▶ **Work request**: What is the count of lines in the records that include "bigdata"? Reply with that number alone.

▶ **Input data**:
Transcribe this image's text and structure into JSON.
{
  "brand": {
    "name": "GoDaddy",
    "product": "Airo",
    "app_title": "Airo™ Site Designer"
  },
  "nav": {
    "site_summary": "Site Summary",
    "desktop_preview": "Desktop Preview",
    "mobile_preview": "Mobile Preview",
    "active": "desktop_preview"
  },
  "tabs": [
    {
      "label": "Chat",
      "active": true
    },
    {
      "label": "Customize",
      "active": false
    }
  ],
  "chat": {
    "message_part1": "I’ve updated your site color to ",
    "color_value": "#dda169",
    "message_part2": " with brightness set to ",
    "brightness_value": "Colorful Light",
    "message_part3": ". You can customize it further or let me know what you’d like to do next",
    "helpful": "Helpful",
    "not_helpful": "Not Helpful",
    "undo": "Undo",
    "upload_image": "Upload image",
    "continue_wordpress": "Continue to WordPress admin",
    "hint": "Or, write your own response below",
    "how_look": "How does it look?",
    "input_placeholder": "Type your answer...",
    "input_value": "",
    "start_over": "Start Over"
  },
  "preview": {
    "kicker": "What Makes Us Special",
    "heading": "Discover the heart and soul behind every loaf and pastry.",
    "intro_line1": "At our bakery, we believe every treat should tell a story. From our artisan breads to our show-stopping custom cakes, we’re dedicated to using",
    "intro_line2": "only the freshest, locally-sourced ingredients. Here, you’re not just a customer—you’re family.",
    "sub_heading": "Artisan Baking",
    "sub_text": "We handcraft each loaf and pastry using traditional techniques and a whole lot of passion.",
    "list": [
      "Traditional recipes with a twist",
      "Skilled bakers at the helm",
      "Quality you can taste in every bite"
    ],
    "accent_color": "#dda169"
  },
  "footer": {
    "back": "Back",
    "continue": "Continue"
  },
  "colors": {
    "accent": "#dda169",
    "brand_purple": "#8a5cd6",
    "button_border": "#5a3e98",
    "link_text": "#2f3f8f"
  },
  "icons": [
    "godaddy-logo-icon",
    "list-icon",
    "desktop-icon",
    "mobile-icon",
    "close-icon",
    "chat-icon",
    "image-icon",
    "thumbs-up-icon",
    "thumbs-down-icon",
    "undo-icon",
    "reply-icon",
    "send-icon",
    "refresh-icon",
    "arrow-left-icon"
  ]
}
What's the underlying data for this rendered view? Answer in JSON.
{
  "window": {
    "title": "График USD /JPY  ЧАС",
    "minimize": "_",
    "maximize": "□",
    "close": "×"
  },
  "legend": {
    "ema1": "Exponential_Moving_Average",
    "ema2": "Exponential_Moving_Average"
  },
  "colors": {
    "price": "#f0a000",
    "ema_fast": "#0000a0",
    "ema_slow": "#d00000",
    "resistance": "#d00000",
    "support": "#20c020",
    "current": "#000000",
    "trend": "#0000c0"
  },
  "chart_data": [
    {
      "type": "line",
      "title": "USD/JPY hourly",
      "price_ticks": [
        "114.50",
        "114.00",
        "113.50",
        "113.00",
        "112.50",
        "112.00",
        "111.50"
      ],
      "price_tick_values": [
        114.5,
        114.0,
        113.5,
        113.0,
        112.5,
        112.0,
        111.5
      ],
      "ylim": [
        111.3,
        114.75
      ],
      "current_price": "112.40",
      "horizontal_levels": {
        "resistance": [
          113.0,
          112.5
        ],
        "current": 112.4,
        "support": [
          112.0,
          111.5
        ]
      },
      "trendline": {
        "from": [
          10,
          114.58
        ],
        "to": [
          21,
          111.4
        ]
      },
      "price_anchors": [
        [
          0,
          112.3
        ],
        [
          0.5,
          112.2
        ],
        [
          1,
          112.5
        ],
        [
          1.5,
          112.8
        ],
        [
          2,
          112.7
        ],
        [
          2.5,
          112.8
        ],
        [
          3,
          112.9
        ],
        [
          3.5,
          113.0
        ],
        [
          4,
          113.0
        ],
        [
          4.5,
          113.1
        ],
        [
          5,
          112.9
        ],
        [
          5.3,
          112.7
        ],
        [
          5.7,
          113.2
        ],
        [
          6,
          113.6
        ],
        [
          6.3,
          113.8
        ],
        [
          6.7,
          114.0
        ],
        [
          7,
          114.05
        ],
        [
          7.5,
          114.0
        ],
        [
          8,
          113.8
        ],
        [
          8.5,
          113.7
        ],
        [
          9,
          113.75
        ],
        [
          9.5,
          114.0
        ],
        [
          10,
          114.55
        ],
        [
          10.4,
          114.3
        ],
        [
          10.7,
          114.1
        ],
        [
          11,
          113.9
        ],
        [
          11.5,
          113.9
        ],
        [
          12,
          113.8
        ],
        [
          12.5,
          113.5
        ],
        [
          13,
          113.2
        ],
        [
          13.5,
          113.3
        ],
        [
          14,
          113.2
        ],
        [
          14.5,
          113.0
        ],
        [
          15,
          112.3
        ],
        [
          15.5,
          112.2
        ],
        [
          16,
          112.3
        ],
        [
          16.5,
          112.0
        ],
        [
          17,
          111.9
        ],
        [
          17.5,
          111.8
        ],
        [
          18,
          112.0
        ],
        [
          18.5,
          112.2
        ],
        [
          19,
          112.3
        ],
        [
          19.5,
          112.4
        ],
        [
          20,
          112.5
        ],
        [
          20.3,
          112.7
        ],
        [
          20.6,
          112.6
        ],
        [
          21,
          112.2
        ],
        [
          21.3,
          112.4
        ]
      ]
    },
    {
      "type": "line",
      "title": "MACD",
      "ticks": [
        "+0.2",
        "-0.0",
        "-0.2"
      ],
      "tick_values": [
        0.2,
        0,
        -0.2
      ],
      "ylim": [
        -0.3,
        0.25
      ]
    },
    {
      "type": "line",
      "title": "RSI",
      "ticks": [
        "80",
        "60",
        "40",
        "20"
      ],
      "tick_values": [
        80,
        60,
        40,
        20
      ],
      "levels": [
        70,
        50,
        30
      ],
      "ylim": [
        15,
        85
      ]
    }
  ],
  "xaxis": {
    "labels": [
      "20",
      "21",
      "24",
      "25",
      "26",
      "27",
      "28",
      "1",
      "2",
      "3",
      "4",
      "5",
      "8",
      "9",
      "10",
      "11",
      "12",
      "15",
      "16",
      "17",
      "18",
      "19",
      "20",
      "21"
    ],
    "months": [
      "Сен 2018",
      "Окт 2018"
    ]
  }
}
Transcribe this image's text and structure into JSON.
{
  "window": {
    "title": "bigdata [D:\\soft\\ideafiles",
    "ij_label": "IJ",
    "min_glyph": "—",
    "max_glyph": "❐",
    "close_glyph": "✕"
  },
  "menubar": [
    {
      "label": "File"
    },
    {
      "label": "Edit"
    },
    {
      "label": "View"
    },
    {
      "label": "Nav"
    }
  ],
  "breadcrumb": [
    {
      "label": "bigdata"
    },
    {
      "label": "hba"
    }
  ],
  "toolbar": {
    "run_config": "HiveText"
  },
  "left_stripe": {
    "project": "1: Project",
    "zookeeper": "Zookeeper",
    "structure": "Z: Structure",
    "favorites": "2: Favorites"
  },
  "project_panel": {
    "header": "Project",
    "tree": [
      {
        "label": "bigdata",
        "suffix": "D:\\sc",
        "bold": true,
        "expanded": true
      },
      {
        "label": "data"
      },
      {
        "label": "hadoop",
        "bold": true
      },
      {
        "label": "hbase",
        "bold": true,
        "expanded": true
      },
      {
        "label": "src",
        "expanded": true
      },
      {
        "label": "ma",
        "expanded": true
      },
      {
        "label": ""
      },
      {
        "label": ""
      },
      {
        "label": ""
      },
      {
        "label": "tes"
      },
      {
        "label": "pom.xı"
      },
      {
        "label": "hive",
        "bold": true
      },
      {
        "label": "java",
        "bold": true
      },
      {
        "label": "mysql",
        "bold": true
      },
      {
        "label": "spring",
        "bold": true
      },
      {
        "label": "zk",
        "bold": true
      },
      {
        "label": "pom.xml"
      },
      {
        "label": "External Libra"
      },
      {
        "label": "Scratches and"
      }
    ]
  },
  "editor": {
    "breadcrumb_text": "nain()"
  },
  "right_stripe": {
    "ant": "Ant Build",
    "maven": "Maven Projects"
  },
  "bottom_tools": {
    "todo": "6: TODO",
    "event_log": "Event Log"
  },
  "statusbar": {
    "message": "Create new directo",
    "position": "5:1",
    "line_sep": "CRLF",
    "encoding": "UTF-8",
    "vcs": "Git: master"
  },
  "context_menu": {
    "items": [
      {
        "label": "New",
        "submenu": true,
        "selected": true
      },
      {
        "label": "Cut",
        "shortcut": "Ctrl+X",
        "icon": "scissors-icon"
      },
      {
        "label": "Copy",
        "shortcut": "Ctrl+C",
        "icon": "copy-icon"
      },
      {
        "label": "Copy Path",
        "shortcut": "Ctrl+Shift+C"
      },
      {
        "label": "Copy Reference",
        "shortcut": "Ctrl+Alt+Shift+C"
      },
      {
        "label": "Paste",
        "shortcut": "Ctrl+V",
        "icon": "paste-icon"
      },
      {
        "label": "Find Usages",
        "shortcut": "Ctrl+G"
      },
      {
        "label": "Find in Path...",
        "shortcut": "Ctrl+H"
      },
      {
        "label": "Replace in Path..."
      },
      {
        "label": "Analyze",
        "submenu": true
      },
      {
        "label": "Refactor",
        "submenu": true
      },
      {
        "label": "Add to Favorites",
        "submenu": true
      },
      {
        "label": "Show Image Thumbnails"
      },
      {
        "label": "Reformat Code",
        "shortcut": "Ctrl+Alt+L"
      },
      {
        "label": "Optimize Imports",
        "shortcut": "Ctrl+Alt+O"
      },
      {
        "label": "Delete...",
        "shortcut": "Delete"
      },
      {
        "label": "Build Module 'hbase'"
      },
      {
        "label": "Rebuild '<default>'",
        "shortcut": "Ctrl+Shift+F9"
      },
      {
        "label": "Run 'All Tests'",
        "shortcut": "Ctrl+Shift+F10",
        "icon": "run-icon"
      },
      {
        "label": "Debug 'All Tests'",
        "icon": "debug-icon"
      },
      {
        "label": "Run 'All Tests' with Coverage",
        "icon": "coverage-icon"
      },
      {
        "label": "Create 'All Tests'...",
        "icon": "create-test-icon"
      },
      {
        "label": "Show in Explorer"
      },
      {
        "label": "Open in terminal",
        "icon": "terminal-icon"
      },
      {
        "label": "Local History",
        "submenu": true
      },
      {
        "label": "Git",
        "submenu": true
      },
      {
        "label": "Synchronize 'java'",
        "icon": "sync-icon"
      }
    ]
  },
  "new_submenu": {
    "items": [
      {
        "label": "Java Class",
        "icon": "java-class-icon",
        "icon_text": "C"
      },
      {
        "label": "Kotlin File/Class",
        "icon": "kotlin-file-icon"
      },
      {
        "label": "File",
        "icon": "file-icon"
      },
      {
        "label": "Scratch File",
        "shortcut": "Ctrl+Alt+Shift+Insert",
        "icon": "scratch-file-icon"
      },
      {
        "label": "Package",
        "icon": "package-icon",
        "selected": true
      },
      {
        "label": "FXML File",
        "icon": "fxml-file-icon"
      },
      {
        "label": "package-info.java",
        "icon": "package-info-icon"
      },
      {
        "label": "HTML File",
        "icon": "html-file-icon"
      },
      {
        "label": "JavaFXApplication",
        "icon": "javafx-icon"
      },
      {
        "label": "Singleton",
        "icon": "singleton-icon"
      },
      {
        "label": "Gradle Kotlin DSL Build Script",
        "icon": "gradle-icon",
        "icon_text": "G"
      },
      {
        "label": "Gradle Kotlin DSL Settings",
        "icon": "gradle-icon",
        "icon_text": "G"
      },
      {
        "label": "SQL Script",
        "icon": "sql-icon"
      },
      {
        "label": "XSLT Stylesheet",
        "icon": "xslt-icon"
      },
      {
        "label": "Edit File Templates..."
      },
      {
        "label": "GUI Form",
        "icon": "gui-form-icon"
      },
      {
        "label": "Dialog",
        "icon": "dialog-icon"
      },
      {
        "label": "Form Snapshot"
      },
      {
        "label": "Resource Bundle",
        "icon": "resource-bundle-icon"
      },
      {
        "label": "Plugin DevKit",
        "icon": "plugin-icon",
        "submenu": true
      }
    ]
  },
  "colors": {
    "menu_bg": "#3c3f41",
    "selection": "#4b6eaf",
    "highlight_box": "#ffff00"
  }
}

▶ **Expected answer**: 3